> _Exercise instructions_
In the records below, how many lines hold the string "badge"? Give only the number.

> _Records for the exercise_
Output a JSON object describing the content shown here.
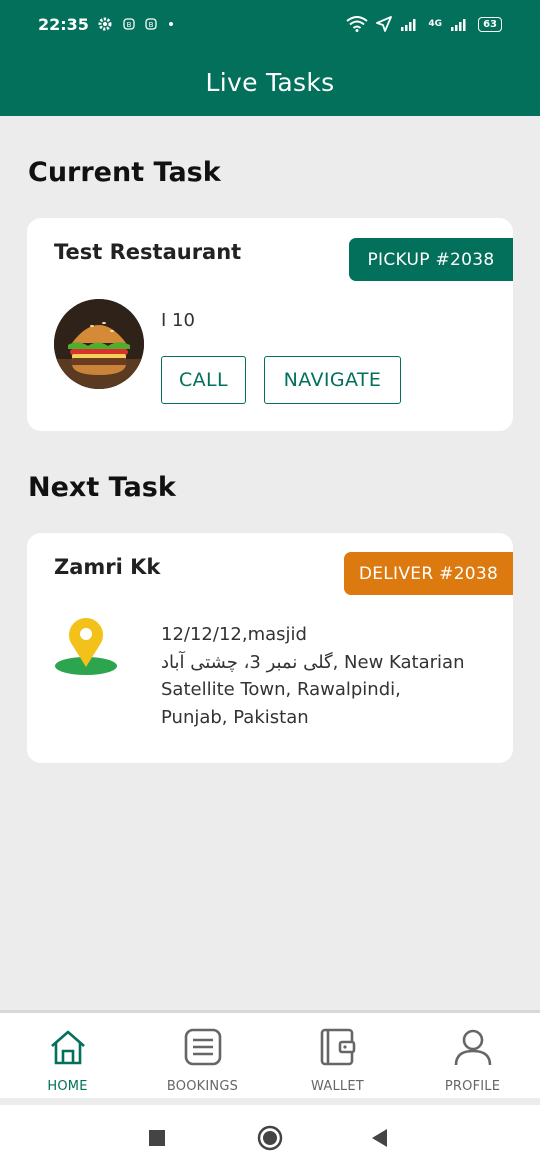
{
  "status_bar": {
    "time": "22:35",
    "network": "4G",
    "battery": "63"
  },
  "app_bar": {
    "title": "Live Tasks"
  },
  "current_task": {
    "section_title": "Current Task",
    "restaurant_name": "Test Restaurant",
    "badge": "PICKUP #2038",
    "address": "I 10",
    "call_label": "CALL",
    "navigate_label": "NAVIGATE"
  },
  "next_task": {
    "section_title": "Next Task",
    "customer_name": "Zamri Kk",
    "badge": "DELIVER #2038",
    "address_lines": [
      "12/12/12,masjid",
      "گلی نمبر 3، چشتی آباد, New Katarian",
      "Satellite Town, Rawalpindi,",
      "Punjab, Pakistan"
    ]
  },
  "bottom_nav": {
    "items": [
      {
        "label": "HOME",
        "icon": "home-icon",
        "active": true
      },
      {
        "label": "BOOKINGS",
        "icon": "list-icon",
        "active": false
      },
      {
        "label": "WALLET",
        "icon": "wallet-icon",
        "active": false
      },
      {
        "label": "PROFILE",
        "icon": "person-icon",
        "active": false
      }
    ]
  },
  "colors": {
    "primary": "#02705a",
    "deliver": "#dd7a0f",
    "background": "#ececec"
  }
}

> _Task output_
2